The answer must be a single number, namely how many lines in the entries below contain the string "screenshot".

Records from a collection:
────

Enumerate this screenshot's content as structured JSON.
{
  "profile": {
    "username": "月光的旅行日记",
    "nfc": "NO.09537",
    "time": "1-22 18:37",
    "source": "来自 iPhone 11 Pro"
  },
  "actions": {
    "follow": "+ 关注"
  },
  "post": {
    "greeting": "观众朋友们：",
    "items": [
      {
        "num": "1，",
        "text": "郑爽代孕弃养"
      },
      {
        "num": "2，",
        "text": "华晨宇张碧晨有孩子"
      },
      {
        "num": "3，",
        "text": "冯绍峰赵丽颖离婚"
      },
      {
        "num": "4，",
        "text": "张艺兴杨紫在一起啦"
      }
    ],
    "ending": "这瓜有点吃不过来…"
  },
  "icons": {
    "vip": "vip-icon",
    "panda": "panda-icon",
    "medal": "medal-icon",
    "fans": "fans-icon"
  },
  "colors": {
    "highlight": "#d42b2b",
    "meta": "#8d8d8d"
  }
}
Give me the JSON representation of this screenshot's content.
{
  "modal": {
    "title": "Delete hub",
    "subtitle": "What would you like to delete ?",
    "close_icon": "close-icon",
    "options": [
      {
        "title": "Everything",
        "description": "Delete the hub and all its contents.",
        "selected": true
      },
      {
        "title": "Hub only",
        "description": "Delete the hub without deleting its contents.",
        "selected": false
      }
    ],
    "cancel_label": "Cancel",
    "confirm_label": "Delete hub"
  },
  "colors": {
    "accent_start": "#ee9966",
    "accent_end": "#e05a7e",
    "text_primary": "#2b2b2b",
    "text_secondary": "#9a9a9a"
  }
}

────

* OUTPUT OF THE TASK
2